Swagger and company say their products are geared to professional traders and movie industry investors looking for a hedge, and not to the unsophisticated "retail" market (translation: you and me). The plan is to start off with two products. One is an option—a complicated, all-or-nothing bet on first-weekend sales. The other is a futures contract, where gains or losses would be determined by how closely a given bet comes to matching the actual opening-weekend box-office numbers. Trading would run for the four weeks leading up to opening weekend and close before it, and each million dollars in ticket sales would be represented by an option unit costing $50. Trades would have to be placed through a broker called a futures commodity merchant. The relatively steep pricing and broker requirement are supposed to help deter amateurs.
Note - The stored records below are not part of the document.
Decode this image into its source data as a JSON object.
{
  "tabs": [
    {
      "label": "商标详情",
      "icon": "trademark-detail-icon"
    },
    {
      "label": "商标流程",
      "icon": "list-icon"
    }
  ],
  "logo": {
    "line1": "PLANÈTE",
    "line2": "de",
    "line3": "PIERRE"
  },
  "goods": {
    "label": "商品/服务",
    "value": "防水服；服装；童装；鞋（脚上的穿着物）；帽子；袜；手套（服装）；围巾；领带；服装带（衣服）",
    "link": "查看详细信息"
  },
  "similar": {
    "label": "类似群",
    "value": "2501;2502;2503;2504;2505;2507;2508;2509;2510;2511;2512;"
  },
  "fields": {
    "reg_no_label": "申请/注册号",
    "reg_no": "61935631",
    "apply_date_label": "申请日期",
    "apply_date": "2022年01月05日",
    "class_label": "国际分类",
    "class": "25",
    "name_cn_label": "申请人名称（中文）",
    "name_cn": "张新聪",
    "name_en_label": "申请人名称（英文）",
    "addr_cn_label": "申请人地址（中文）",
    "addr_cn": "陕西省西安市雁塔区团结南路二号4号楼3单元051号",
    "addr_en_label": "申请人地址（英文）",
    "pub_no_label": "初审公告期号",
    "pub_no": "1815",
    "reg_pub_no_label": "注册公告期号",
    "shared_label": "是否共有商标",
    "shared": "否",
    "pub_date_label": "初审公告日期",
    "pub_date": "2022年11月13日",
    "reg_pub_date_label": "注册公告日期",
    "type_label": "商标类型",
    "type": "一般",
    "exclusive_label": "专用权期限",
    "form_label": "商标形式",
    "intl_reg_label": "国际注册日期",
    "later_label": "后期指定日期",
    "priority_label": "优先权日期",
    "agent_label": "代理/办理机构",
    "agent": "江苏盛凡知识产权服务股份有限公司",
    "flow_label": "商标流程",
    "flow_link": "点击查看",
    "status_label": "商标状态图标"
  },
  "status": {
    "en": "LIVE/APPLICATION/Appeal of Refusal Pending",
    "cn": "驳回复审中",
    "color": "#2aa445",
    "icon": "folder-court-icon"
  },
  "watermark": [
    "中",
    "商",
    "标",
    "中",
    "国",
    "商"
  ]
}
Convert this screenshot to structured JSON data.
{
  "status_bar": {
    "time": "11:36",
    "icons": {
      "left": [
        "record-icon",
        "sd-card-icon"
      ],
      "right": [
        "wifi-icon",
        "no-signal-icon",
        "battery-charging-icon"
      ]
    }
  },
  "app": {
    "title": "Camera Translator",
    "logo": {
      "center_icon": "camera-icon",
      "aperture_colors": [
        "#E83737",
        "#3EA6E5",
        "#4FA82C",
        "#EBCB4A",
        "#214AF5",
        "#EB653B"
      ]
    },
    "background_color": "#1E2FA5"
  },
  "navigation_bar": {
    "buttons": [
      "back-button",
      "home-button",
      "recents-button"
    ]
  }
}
But there's still the fear of manipulation by insiders. What comes to mind is a Bialystock-and-Bloom-style scam, a la The Producers, with moviemakers betting against their own deliberately miserable flick. But they might also just take advantage of their insider knowledge about scheduling and marketing. The TrendEx folks say they'll prevent manipulation by collecting box-office data directly from an independent source, Rentrak Corporation, and requiring studios to put a firewall between anyone responsible for "compiling or computing" box-office revenues and those charged with hedging investments in the film. Exactly how the firewall could be ensured is unclear.